Inanimate objects can take on qualities of the grotesque, such as Peter Carey's monstrous glass church in Oscar and Lucinda.
"There were bush-flies in the church. They did not understand what glass was. There were also three blue-bellied dragon-flies. For one thousand years their progenitors had inhabited that valley without once encountering glass. Suddenly the air was hard where it should have been soft. Likewise the tawny hard-shelled water beetle and the hang-legged wasp. They flew against the glass in panic. They had the wrong intelligence to grasp the nature of glass. They bashed against "nothing" as if they were created only to demonstrate to Oscar Hopkins the limitations of his own understanding, his ignorance of God, and that the walls of hell itself might be made of something like this, unimaginable, contradictory, impossible" (Oscar and Lucinda, p. 418).

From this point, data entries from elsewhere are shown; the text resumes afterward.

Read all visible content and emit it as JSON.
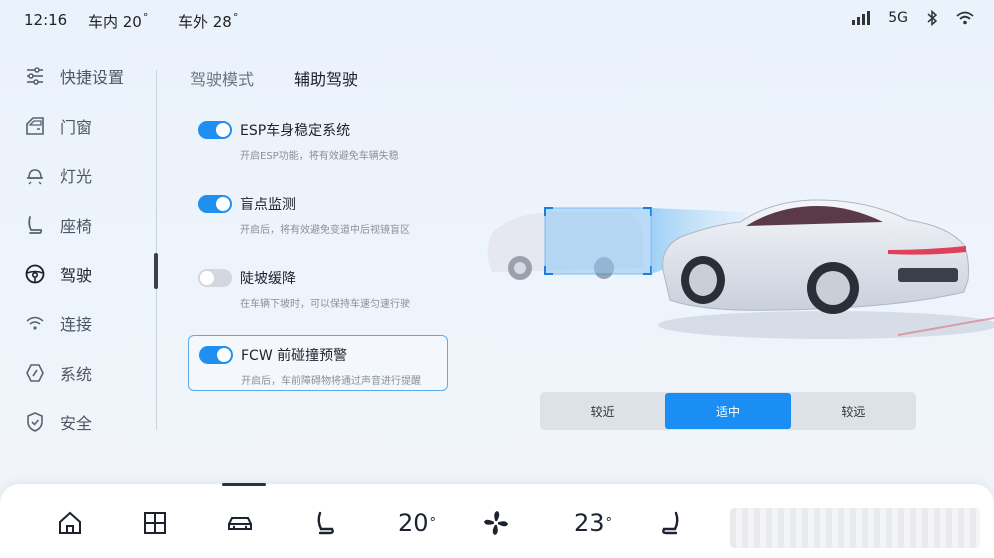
{
  "status": {
    "time": "12:16",
    "temp_in_label": "车内 20",
    "temp_out_label": "车外 28",
    "network": "5G"
  },
  "sidebar": {
    "items": [
      {
        "label": "快捷设置",
        "icon": "sliders-icon"
      },
      {
        "label": "门窗",
        "icon": "door-window-icon"
      },
      {
        "label": "灯光",
        "icon": "light-icon"
      },
      {
        "label": "座椅",
        "icon": "seat-icon"
      },
      {
        "label": "驾驶",
        "icon": "steering-wheel-icon"
      },
      {
        "label": "连接",
        "icon": "wifi-icon"
      },
      {
        "label": "系统",
        "icon": "system-icon"
      },
      {
        "label": "安全",
        "icon": "shield-icon"
      }
    ],
    "active_index": 4
  },
  "tabs": [
    {
      "label": "驾驶模式",
      "active": false
    },
    {
      "label": "辅助驾驶",
      "active": true
    }
  ],
  "settings": [
    {
      "title": "ESP车身稳定系统",
      "desc": "开启ESP功能，将有效避免车辆失稳",
      "on": true
    },
    {
      "title": "盲点监测",
      "desc": "开启后，将有效避免变道中后视镜盲区",
      "on": true
    },
    {
      "title": "陡坡缓降",
      "desc": "在车辆下坡时，可以保持车速匀速行驶",
      "on": false
    },
    {
      "title": "FCW 前碰撞预警",
      "desc": "开启后，车前障碍物将通过声音进行提醒",
      "on": true
    }
  ],
  "distance": {
    "options": [
      "较近",
      "适中",
      "较远"
    ],
    "selected": "适中"
  },
  "dock": {
    "temp_left": "20",
    "temp_right": "23",
    "accent_color": "#1a8ef2"
  }
}
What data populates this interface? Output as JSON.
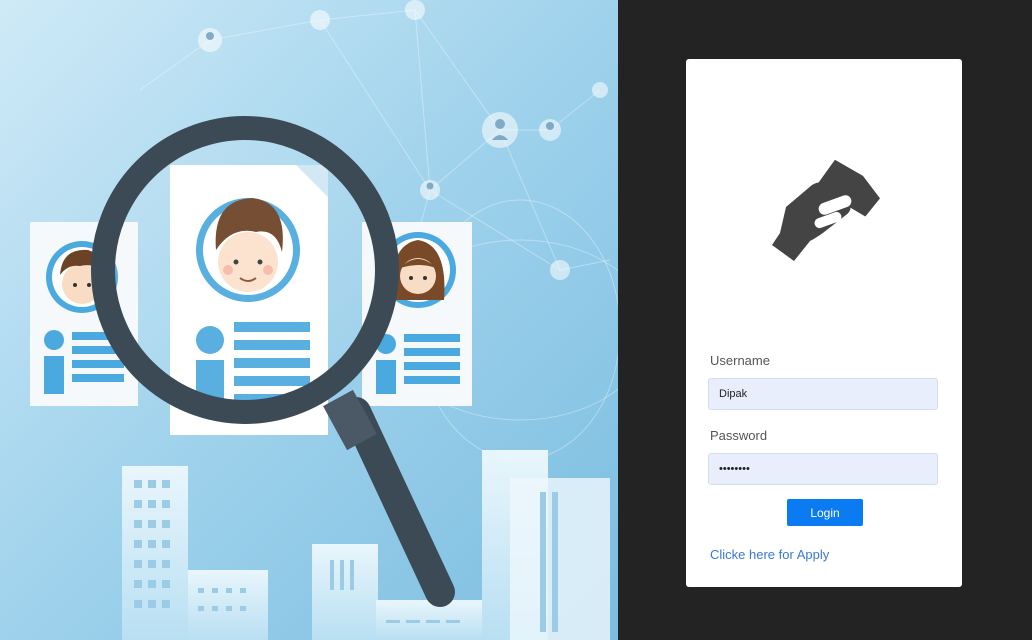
{
  "hero": {
    "illustration": "recruitment-search-illustration"
  },
  "login": {
    "logo_icon": "handshake-icon",
    "username_label": "Username",
    "username_value": "Dipak",
    "password_label": "Password",
    "password_value": "Dipak123",
    "login_button": "Login",
    "apply_link": "Clicke here for Apply"
  },
  "colors": {
    "accent": "#0b7bf2",
    "link": "#3a78d6",
    "panel": "#232323",
    "input_bg": "#e8eefc"
  }
}
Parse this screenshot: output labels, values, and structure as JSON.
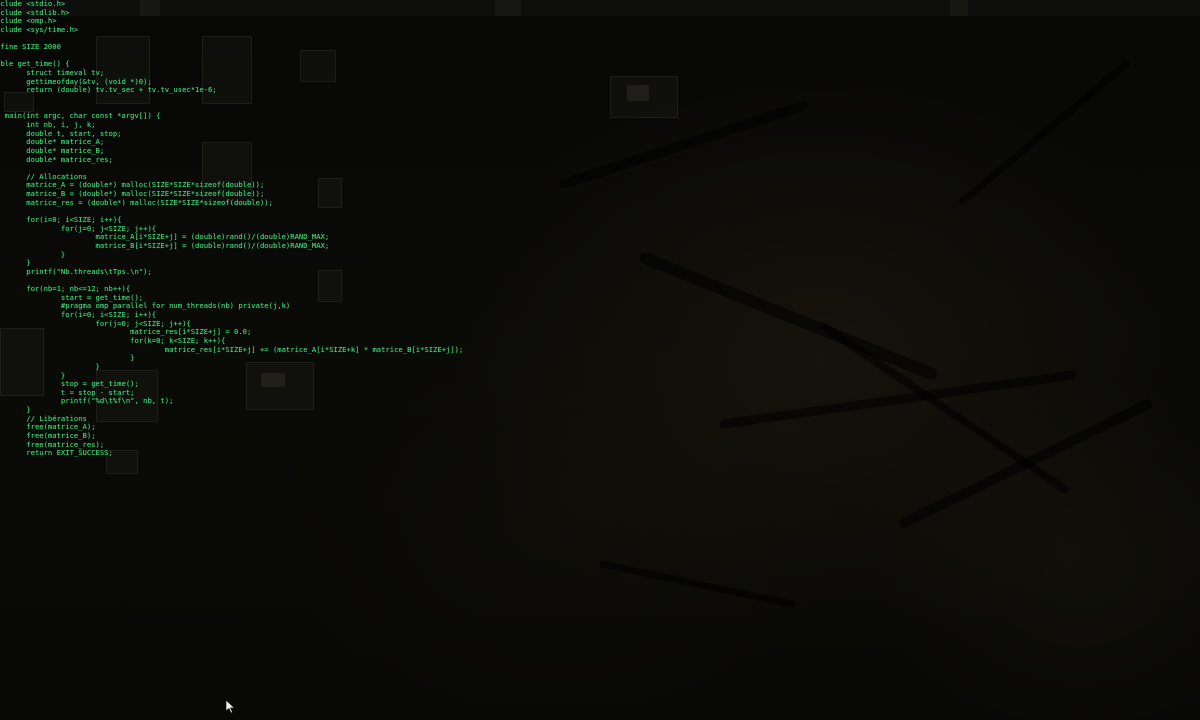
{
  "terminal": {
    "lines": [
      "nclude <stdio.h>",
      "nclude <stdlib.h>",
      "nclude <omp.h>",
      "nclude <sys/time.h>",
      "",
      "efine SIZE 2000",
      "",
      "uble get_time() {",
      "       struct timeval tv;",
      "       gettimeofday(&tv, (void *)0);",
      "       return (double) tv.tv_sec + tv.tv_usec*1e-6;",
      "",
      "",
      "t main(int argc, char const *argv[]) {",
      "       int nb, i, j, k;",
      "       double t, start, stop;",
      "       double* matrice_A;",
      "       double* matrice_B;",
      "       double* matrice_res;",
      "",
      "       // Allocations",
      "       matrice_A = (double*) malloc(SIZE*SIZE*sizeof(double));",
      "       matrice_B = (double*) malloc(SIZE*SIZE*sizeof(double));",
      "       matrice_res = (double*) malloc(SIZE*SIZE*sizeof(double));",
      "",
      "       for(i=0; i<SIZE; i++){",
      "               for(j=0; j<SIZE; j++){",
      "                       matrice_A[i*SIZE+j] = (double)rand()/(double)RAND_MAX;",
      "                       matrice_B[i*SIZE+j] = (double)rand()/(double)RAND_MAX;",
      "               }",
      "       }",
      "       printf(\"Nb.threads\\tTps.\\n\");",
      "",
      "       for(nb=1; nb<=12; nb++){",
      "               start = get_time();",
      "               #pragma omp parallel for num_threads(nb) private(j,k)",
      "               for(i=0; i<SIZE; i++){",
      "                       for(j=0; j<SIZE; j++){",
      "                               matrice_res[i*SIZE+j] = 0.0;",
      "                               for(k=0; k<SIZE; k++){",
      "                                       matrice_res[i*SIZE+j] += (matrice_A[i*SIZE+k] * matrice_B[i*SIZE+j]);",
      "                               }",
      "                       }",
      "               }",
      "               stop = get_time();",
      "               t = stop - start;",
      "               printf(\"%d\\t%f\\n\", nb, t);",
      "       }",
      "       // Libérations",
      "       free(matrice_A);",
      "       free(matrice_B);",
      "       free(matrice_res);",
      "       return EXIT_SUCCESS;"
    ]
  },
  "colors": {
    "terminal_text": "#3fe27a",
    "background": "#050504"
  },
  "icons": {
    "pointer": "mouse-pointer-icon"
  }
}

Carey's glass church epitomizes the dilemma of a belief system built on contradictory and misguided assumptions. Like Sufiya [in Rushdie's Shame], the church represents the "wrong miracle". The church is the distorted creation of Oscar and Lucinda, each of whom imagined its purpose differently than the other. Although supposedly for the children of God, for Oscar the glass church exists as a product of vanity. As Oscar finally admits, "[h]e thought it a conceit, a vanity, a product of the deuce's insinuations into the fancy-factory of his mind." A symbol of colonialism, the glass church represents the importation and oppression of a belief system incompatible with the colonized peoples. Remember Carey's image of all different types of bugs unable to comprehend the nature of the glass?
Glass, while totalizing in structure, is vulnerable once even slightly damaged. The church structure, however, relies on a wooden platform of "two independent entities. Thus when one lighter bobbed it would not be in step with its companion and the result of this was that the foundation of the fragile-bird cage church would shift and twist. Glass, for all its strength under compression, cannot easily tolerate this sort of twisting" (p. 431). At any moment, like other images of the grotesque, it threatens to become "crazed", to explode into shards of glass. Although made up of contradictory elements, Oscar's glass church or belief system is unwilling to admit the existence of those inconsistencies. Throughout the novel until the last chapter, Oscar's unwillingness to acknowledge his own contradictions leaves us, as readers, in a state of unresolved tension similar to the sensation we receive when reading passages of the grotesque.